Excerpts from an interface dataset:
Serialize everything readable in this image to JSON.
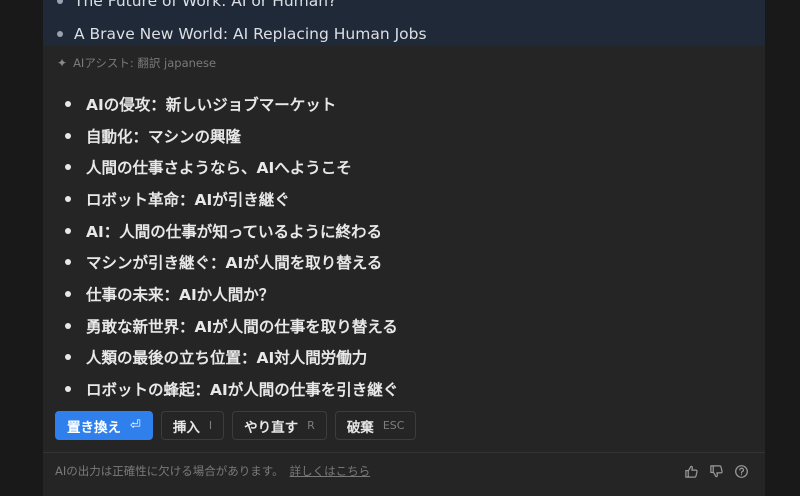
{
  "document": {
    "lines": [
      "The Future of Work: AI or Human?",
      "A Brave New World: AI Replacing Human Jobs"
    ]
  },
  "assistant": {
    "header": "AIアシスト: 翻訳 japanese",
    "results": [
      "AIの侵攻：新しいジョブマーケット",
      "自動化：マシンの興隆",
      "人間の仕事さようなら、AIへようこそ",
      "ロボット革命：AIが引き継ぐ",
      "AI：人間の仕事が知っているように終わる",
      "マシンが引き継ぐ：AIが人間を取り替える",
      "仕事の未来：AIか人間か？",
      "勇敢な新世界：AIが人間の仕事を取り替える",
      "人類の最後の立ち位置：AI対人間労働力",
      "ロボットの蜂起：AIが人間の仕事を引き継ぐ"
    ]
  },
  "actions": {
    "replace": {
      "label": "置き換え",
      "key": "⏎"
    },
    "insert": {
      "label": "挿入",
      "key": "I"
    },
    "retry": {
      "label": "やり直す",
      "key": "R"
    },
    "discard": {
      "label": "破棄",
      "key": "ESC"
    }
  },
  "footer": {
    "disclaimer": "AIの出力は正確性に欠ける場合があります。",
    "link": "詳しくはこちら"
  },
  "colors": {
    "accent": "#2f80ed",
    "panel": "#252525",
    "selection": "#1f2937"
  }
}
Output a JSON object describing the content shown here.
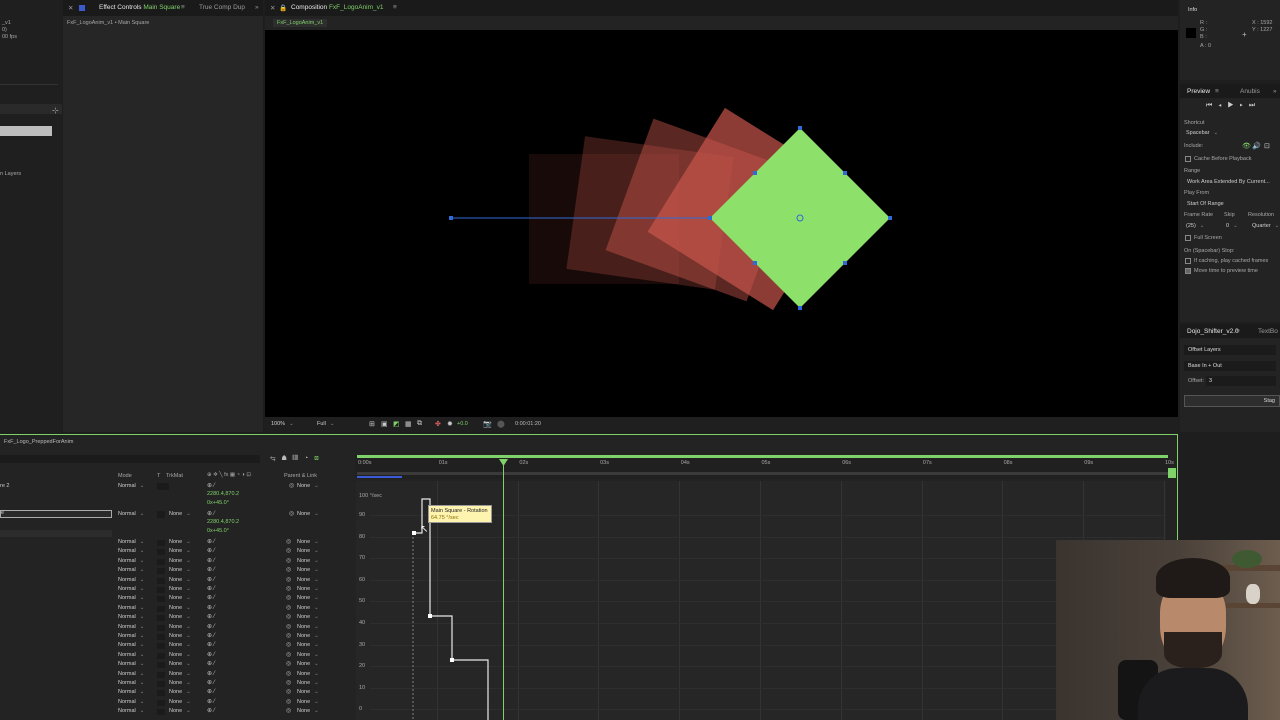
{
  "left_panel": {
    "title_lines": [
      "_v1",
      "0)",
      "00 fps"
    ],
    "layer_item": "n Layers"
  },
  "effect_controls": {
    "tab_label": "Effect Controls",
    "tab_layer": "Main Square",
    "tab_other": "True Comp Dup",
    "subtitle": "FxF_LogoAnim_v1 • Main Square"
  },
  "composition": {
    "tab_label": "Composition",
    "tab_name": "FxF_LogoAnim_v1",
    "subtab": "FxF_LogoAnim_v1"
  },
  "viewer_toolbar": {
    "zoom": "100%",
    "resolution": "Full",
    "exposure": "+0.0",
    "timecode": "0:00:01:20"
  },
  "info_panel": {
    "title": "Info",
    "channels": [
      "R :",
      "G :",
      "B :",
      "A : 0"
    ],
    "coords": [
      "X : 1592",
      "Y : 1227"
    ]
  },
  "preview_panel": {
    "tab_preview": "Preview",
    "tab_other": "Anubis",
    "shortcut_label": "Shortcut",
    "shortcut_value": "Spacebar",
    "include_label": "Include:",
    "cache_label": "Cache Before Playback",
    "range_label": "Range",
    "range_value": "Work Area Extended By Current...",
    "playfrom_label": "Play From",
    "playfrom_value": "Start Of Range",
    "framerate_label": "Frame Rate",
    "skip_label": "Skip",
    "res_label": "Resolution",
    "framerate_value": "(25)",
    "skip_value": "0",
    "res_value": "Quarter",
    "fullscreen_label": "Full Screen",
    "onstop_label": "On (Spacebar) Stop:",
    "ifcaching_label": "If caching, play cached frames",
    "movetime_label": "Move time to preview time"
  },
  "dojo_panel": {
    "tab": "Dojo_Shifter_v2.0",
    "tab_other": "TextBo",
    "offset_layers": "Offset Layers",
    "ease": "Base In + Out",
    "offset_label": "Offset:",
    "offset_value": "3",
    "stagger": "Stag"
  },
  "timeline": {
    "tab": "FxF_Logo_PreppedForAnim",
    "col_mode": "Mode",
    "col_t": "T",
    "col_trkmat": "TrkMat",
    "col_parent": "Parent & Link",
    "row1_name": "re 2",
    "row1_mode": "Normal",
    "row1_parent": "None",
    "row1_pos": "2280.4,870.2",
    "row1_rot": "0x+45.0°",
    "row2_mode": "Normal",
    "row2_trkmat": "None",
    "row2_parent": "None",
    "row2_pos": "2280.4,870.2",
    "row2_rot": "0x+45.0°",
    "layer_mode": "Normal",
    "layer_none": "None",
    "layer_count": 19,
    "ruler": [
      "0:00s",
      "01s",
      "02s",
      "03s",
      "04s",
      "05s",
      "06s",
      "07s",
      "08s",
      "09s",
      "10s"
    ],
    "y_unit": "100 °/sec",
    "y_ticks": [
      "90",
      "80",
      "70",
      "60",
      "50",
      "40",
      "30",
      "20",
      "10",
      "0"
    ],
    "tooltip_title": "Main Square - Rotation",
    "tooltip_value": "64.75 °/sec"
  },
  "colors": {
    "accent": "#7fd26a",
    "shape_green": "#8de06a",
    "shape_red": "#c8564b",
    "handle_blue": "#2f6bd8",
    "tooltip_bg": "#fff3b0"
  }
}
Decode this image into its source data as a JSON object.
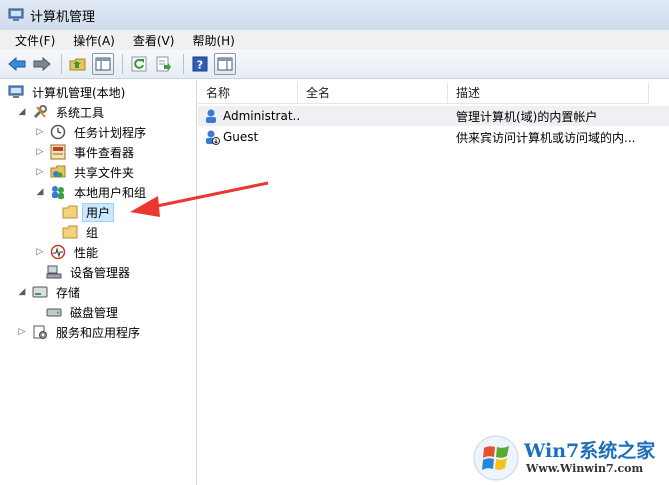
{
  "window": {
    "title": "计算机管理"
  },
  "menu": [
    "文件(F)",
    "操作(A)",
    "查看(V)",
    "帮助(H)"
  ],
  "tree": {
    "root": "计算机管理(本地)",
    "system_tools": "系统工具",
    "task_scheduler": "任务计划程序",
    "event_viewer": "事件查看器",
    "shared_folders": "共享文件夹",
    "local_users_groups": "本地用户和组",
    "users": "用户",
    "groups": "组",
    "performance": "性能",
    "device_manager": "设备管理器",
    "storage": "存储",
    "disk_management": "磁盘管理",
    "services_apps": "服务和应用程序"
  },
  "list": {
    "columns": [
      "名称",
      "全名",
      "描述"
    ],
    "rows": [
      {
        "name": "Administrat...",
        "fullname": "",
        "description": "管理计算机(域)的内置帐户"
      },
      {
        "name": "Guest",
        "fullname": "",
        "description": "供来宾访问计算机或访问域的内..."
      }
    ]
  },
  "watermark": {
    "title": "Win7系统之家",
    "url": "Www.Winwin7.com"
  },
  "colors": {
    "accent": "#2a7ad0",
    "arrow": "#e8382f",
    "selection": "#cce8ff"
  }
}
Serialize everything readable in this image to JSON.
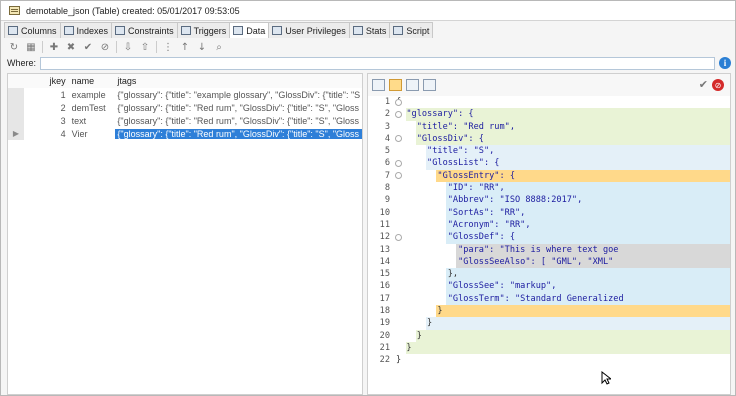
{
  "window": {
    "title": "demotable_json (Table) created: 05/01/2017 09:53:05"
  },
  "tabs": [
    {
      "label": "Columns",
      "icon": "columns-icon"
    },
    {
      "label": "Indexes",
      "icon": "indexes-icon"
    },
    {
      "label": "Constraints",
      "icon": "constraints-icon"
    },
    {
      "label": "Triggers",
      "icon": "triggers-icon"
    },
    {
      "label": "Data",
      "icon": "data-icon"
    },
    {
      "label": "User Privileges",
      "icon": "user-privileges-icon"
    },
    {
      "label": "Stats",
      "icon": "stats-icon"
    },
    {
      "label": "Script",
      "icon": "script-icon"
    }
  ],
  "toolbar_icons": [
    "refresh-icon",
    "grid-icon",
    "add-icon",
    "delete-icon",
    "commit-icon",
    "cancel-icon",
    "import-icon",
    "export-icon",
    "filter-icon",
    "sort-asc-icon",
    "sort-desc-icon",
    "find-icon"
  ],
  "where": {
    "label": "Where:",
    "value": ""
  },
  "grid": {
    "columns": [
      "jkey",
      "name",
      "jtags"
    ],
    "rows": [
      {
        "jkey": "1",
        "name": "example",
        "jtags": "{\"glossary\": {\"title\": \"example glossary\", \"GlossDiv\": {\"title\": \"S"
      },
      {
        "jkey": "2",
        "name": "demTest",
        "jtags": "{\"glossary\": {\"title\": \"Red rum\", \"GlossDiv\": {\"title\": \"S\", \"Gloss"
      },
      {
        "jkey": "3",
        "name": "text",
        "jtags": "{\"glossary\": {\"title\": \"Red rum\", \"GlossDiv\": {\"title\": \"S\", \"Gloss"
      },
      {
        "jkey": "4",
        "name": "Vier",
        "jtags": "{\"glossary\": {\"title\": \"Red rum\", \"GlossDiv\": {\"title\": \"S\", \"Gloss"
      }
    ]
  },
  "editor": {
    "lines": [
      {
        "n": "1",
        "text": "{"
      },
      {
        "n": "2",
        "text": "  \"glossary\": {"
      },
      {
        "n": "3",
        "text": "    \"title\": \"Red rum\","
      },
      {
        "n": "4",
        "text": "    \"GlossDiv\": {"
      },
      {
        "n": "5",
        "text": "      \"title\": \"S\","
      },
      {
        "n": "6",
        "text": "      \"GlossList\": {"
      },
      {
        "n": "7",
        "text": "        \"GlossEntry\": {"
      },
      {
        "n": "8",
        "text": "          \"ID\": \"RR\","
      },
      {
        "n": "9",
        "text": "          \"Abbrev\": \"ISO 8888:2017\","
      },
      {
        "n": "10",
        "text": "          \"SortAs\": \"RR\","
      },
      {
        "n": "11",
        "text": "          \"Acronym\": \"RR\","
      },
      {
        "n": "12",
        "text": "          \"GlossDef\": {"
      },
      {
        "n": "13",
        "text": "            \"para\": \"This is where text goe"
      },
      {
        "n": "14",
        "text": "            \"GlossSeeAlso\": [ \"GML\", \"XML\""
      },
      {
        "n": "15",
        "text": "          },"
      },
      {
        "n": "16",
        "text": "          \"GlossSee\": \"markup\","
      },
      {
        "n": "17",
        "text": "          \"GlossTerm\": \"Standard Generalized"
      },
      {
        "n": "18",
        "text": "        }"
      },
      {
        "n": "19",
        "text": "      }"
      },
      {
        "n": "20",
        "text": "    }"
      },
      {
        "n": "21",
        "text": "  }"
      },
      {
        "n": "22",
        "text": "}"
      }
    ]
  }
}
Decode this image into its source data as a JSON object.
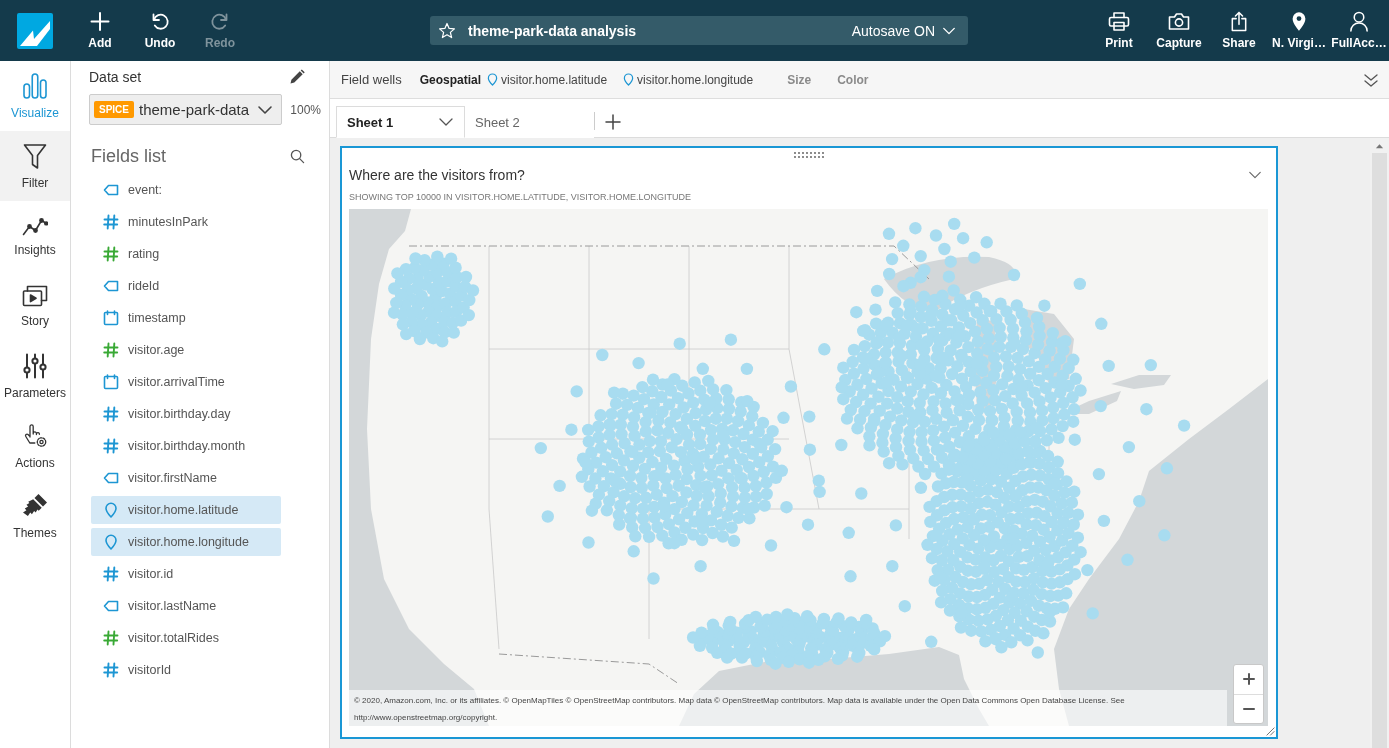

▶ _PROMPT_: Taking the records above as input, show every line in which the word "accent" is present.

▶ _TASK RESPONSE_:
    "accent": "#2f80ed",
    "accent": "#7fd26a",
    "accent": "#2a7ad0",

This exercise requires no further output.